There are two great features built into the app, one that works well and one that doesn't. Feature 1: you can pause, skip and rewind your iTunes music without exiting the app by clicking the little music icon on the bottom of the screen.
Feature 2: the game has a colorblind mode that overlays little shapes on the pieces to make them easily distinguishable from one another. The screen looks way too busy with them turned on, but if they're needed, it's great to have them as an option.
Now for the bad stuff. That iTunes feature? It doesn't work all that well. If you pause an album, there's no guarantee that it'll start back up when you unpause the music. Oh, and if you don't like flashy apps, this one gets annoying fast. There are lots of "Great block!" encouragements and shiny wipes that wash over the screen, and everything is brightly colored and shimmery. Sure, this kind of mimics the bright plastic colors of the tabletop version – props to Gameloft for keeping it real – but it'd also be nice to tone some of this down a bit. We don't need it to be as plain as Pathology, but a little less bling can be a good thing. Also, Blokus HD doesn't always save your game when you leave the app. Booo.
Another major problem with Blokus HD is the game's unresponsiveness when trying to rotate a tile. The app lets you spin them by either putting your finger on the circular outline that halos a piece you're about to play on the board or by using two fingers on the smaller representative piece in your play area. Either way you try, it doesn't work well at all. This is something you need to do multiple times each game, so the "God, that's annoying" factor climbs real high, real fast. With so many coders and testers contributing to the game (something like two dozen people worked on quality assurance, for crying out loud), this shouldn't happen. Especially not in a $5 app.

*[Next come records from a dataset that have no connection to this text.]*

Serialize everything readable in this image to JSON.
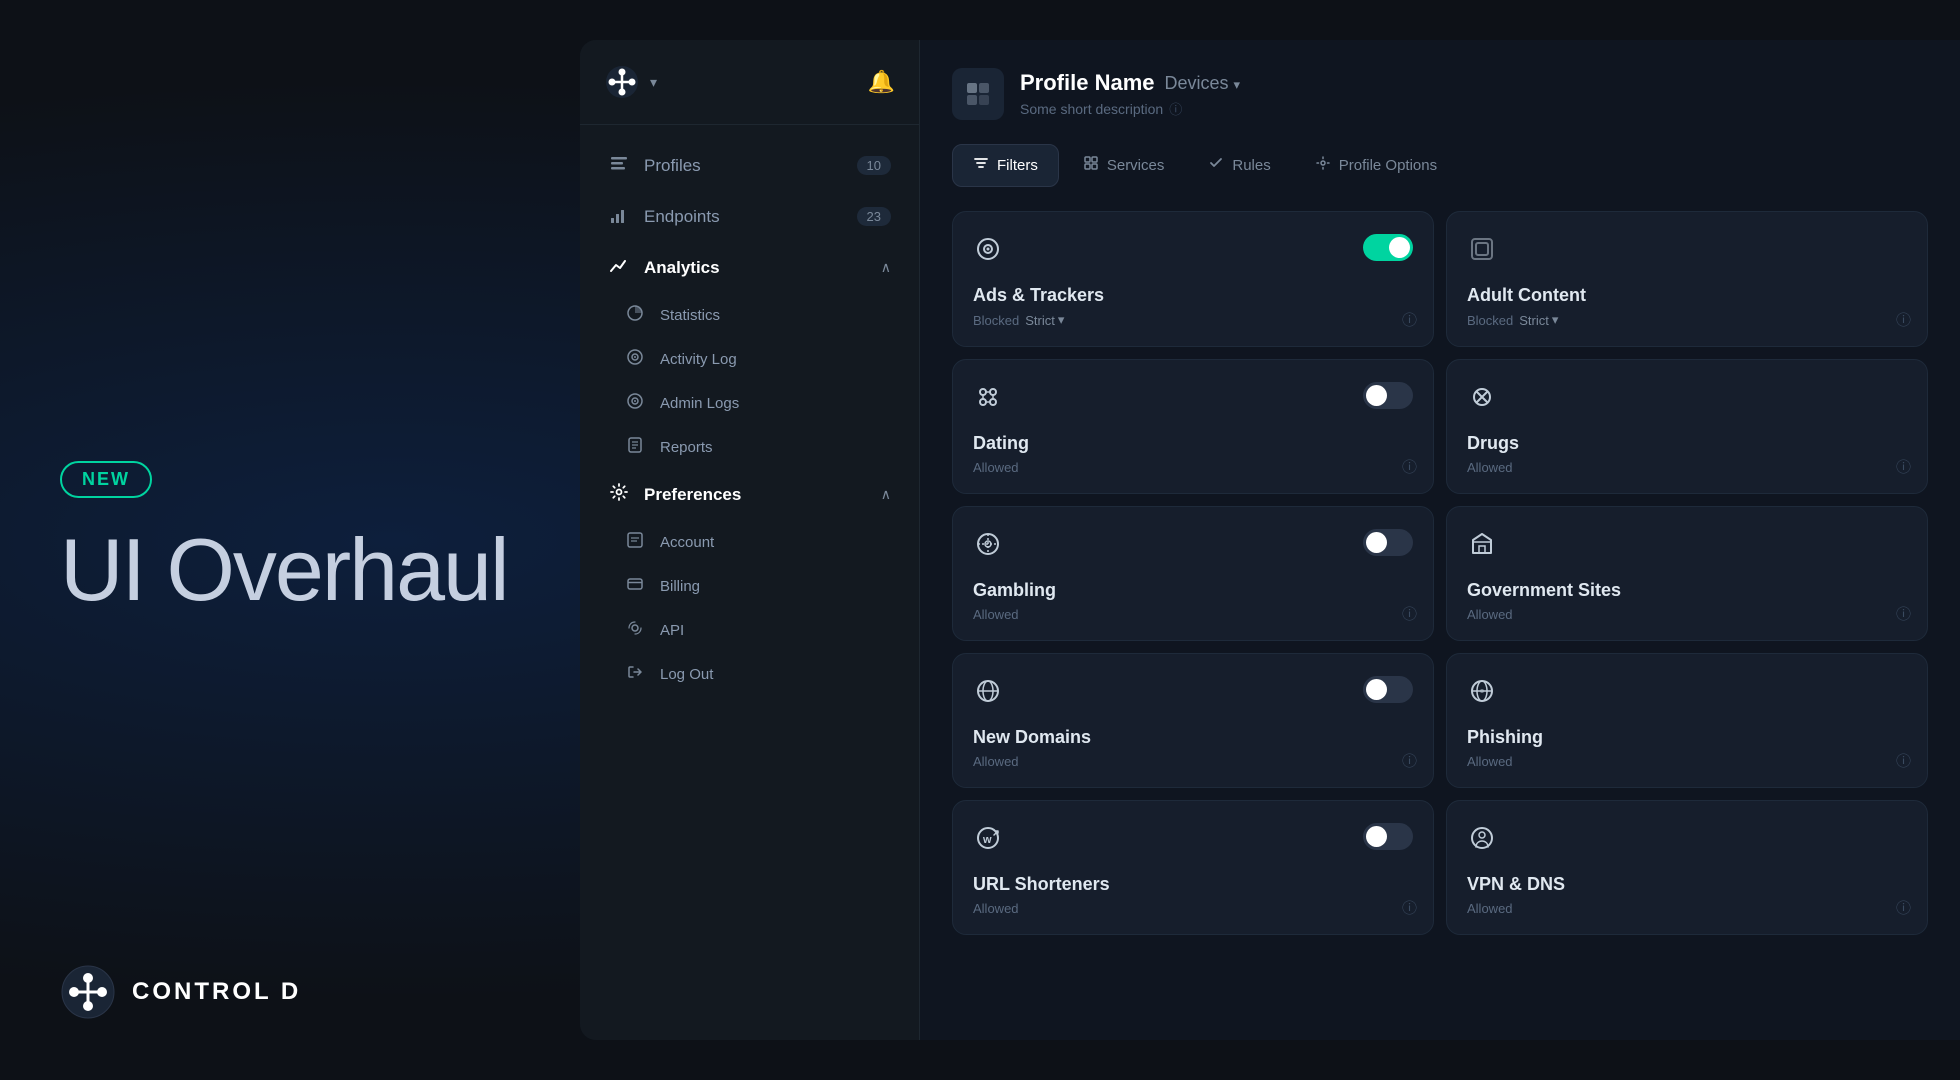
{
  "hero": {
    "badge": "NEW",
    "title": "UI Overhaul",
    "logo_text": "CONTROL D"
  },
  "sidebar": {
    "nav_items": [
      {
        "id": "profiles",
        "label": "Profiles",
        "badge": "10",
        "icon": "☰",
        "active": false
      },
      {
        "id": "endpoints",
        "label": "Endpoints",
        "badge": "23",
        "icon": "📊",
        "active": false
      },
      {
        "id": "analytics",
        "label": "Analytics",
        "chevron": "∧",
        "active": true,
        "expanded": true
      },
      {
        "id": "statistics",
        "label": "Statistics",
        "icon": "◑",
        "sub": true
      },
      {
        "id": "activity_log",
        "label": "Activity Log",
        "icon": "🔍",
        "sub": true
      },
      {
        "id": "admin_logs",
        "label": "Admin Logs",
        "icon": "🔍",
        "sub": true
      },
      {
        "id": "reports",
        "label": "Reports",
        "icon": "📋",
        "sub": true
      },
      {
        "id": "preferences",
        "label": "Preferences",
        "icon": "⚙",
        "active": true,
        "chevron": "∧",
        "expanded": true
      },
      {
        "id": "account",
        "label": "Account",
        "icon": "▤",
        "sub": true
      },
      {
        "id": "billing",
        "label": "Billing",
        "icon": "💳",
        "sub": true
      },
      {
        "id": "api",
        "label": "API",
        "icon": "⚡",
        "sub": true
      },
      {
        "id": "logout",
        "label": "Log Out",
        "icon": "⟶",
        "sub": true
      }
    ]
  },
  "profile": {
    "name": "Profile Name",
    "devices_label": "Devices",
    "description": "Some short description"
  },
  "tabs": [
    {
      "id": "filters",
      "label": "Filters",
      "icon": "filter",
      "active": true
    },
    {
      "id": "services",
      "label": "Services",
      "icon": "services",
      "active": false
    },
    {
      "id": "rules",
      "label": "Rules",
      "icon": "rules",
      "active": false
    },
    {
      "id": "profile_options",
      "label": "Profile Options",
      "icon": "options",
      "active": false
    }
  ],
  "filters": [
    {
      "id": "ads_trackers",
      "name": "Ads & Trackers",
      "status": "Blocked",
      "mode": "Strict",
      "mode_arrow": true,
      "toggle": "on",
      "icon_type": "eye"
    },
    {
      "id": "adult_content",
      "name": "Adult Content",
      "status": "Blocked",
      "mode": "Strict",
      "mode_arrow": true,
      "toggle": null,
      "icon_type": "adult"
    },
    {
      "id": "dating",
      "name": "Dating",
      "status": "Allowed",
      "mode": null,
      "toggle": "off",
      "icon_type": "dating"
    },
    {
      "id": "drugs",
      "name": "Drugs",
      "status": "Allowed",
      "mode": null,
      "toggle": null,
      "icon_type": "drugs"
    },
    {
      "id": "gambling",
      "name": "Gambling",
      "status": "Allowed",
      "mode": null,
      "toggle": "off",
      "icon_type": "gambling"
    },
    {
      "id": "government_sites",
      "name": "Government Sites",
      "status": "Allowed",
      "mode": null,
      "toggle": null,
      "icon_type": "government"
    },
    {
      "id": "new_domains",
      "name": "New Domains",
      "status": "Allowed",
      "mode": null,
      "toggle": "off",
      "icon_type": "new_domains"
    },
    {
      "id": "phishing",
      "name": "Phishing",
      "status": "Allowed",
      "mode": null,
      "toggle": null,
      "icon_type": "phishing"
    },
    {
      "id": "url_shorteners",
      "name": "URL Shorteners",
      "status": "Allowed",
      "mode": null,
      "toggle": "off",
      "icon_type": "url_shorteners"
    },
    {
      "id": "vpn_dns",
      "name": "VPN & DNS",
      "status": "Allowed",
      "mode": null,
      "toggle": null,
      "icon_type": "vpn_dns"
    }
  ]
}
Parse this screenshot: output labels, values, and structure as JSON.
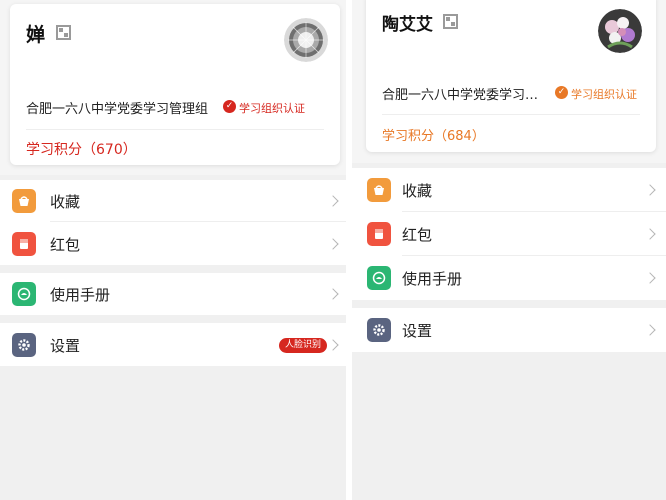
{
  "colors": {
    "accent_red": "#d6271f",
    "accent_orange": "#e87826",
    "favorites_icon": "#f29b3c",
    "red_packet_icon": "#f0533f",
    "manual_icon": "#2bb673",
    "settings_icon": "#5a6480"
  },
  "left": {
    "profile": {
      "name": "婵",
      "qr_icon": "qr-code-icon",
      "organization": "合肥一六八中学党委学习管理组",
      "certification": "学习组织认证",
      "points": "学习积分（670）"
    },
    "menu": [
      {
        "label": "收藏",
        "icon": "favorites-icon"
      },
      {
        "label": "红包",
        "icon": "red-packet-icon"
      },
      {
        "label": "使用手册",
        "icon": "manual-icon"
      },
      {
        "label": "设置",
        "icon": "settings-icon",
        "badge": "人脸识别"
      }
    ]
  },
  "right": {
    "profile": {
      "name": "陶艾艾",
      "qr_icon": "qr-code-icon",
      "organization": "合肥一六八中学党委学习…",
      "certification": "学习组织认证",
      "points": "学习积分（684）"
    },
    "menu": [
      {
        "label": "收藏",
        "icon": "favorites-icon"
      },
      {
        "label": "红包",
        "icon": "red-packet-icon"
      },
      {
        "label": "使用手册",
        "icon": "manual-icon"
      },
      {
        "label": "设置",
        "icon": "settings-icon"
      }
    ]
  }
}
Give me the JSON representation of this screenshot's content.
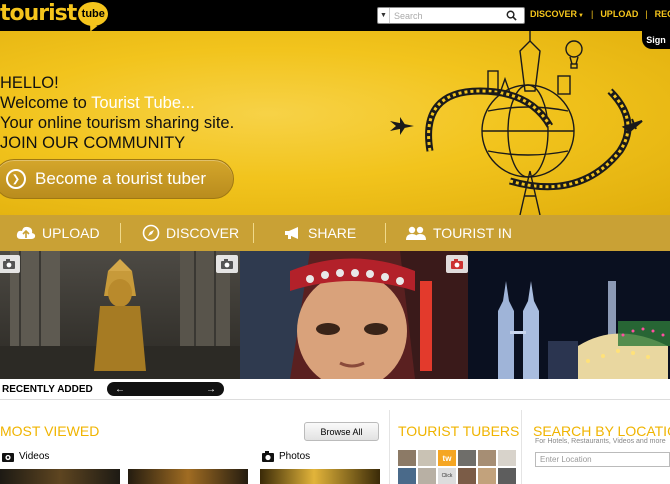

The Blokus apps also allow three humans to play Blokus, something that you can't do (totally fairly) using the tabletop version. With the computer handling the duties of controlling one or more of the colors (and yes, the extra player AI can be set to different skill levels), three-player Blokus is finally possible without investing in a Blokus Trigon board. Speaking of which, why isn't Trigon an option in this app? Seems like it should be – which means we'll probably see it as either an in-game purchase or as a separate app somewhere down the road.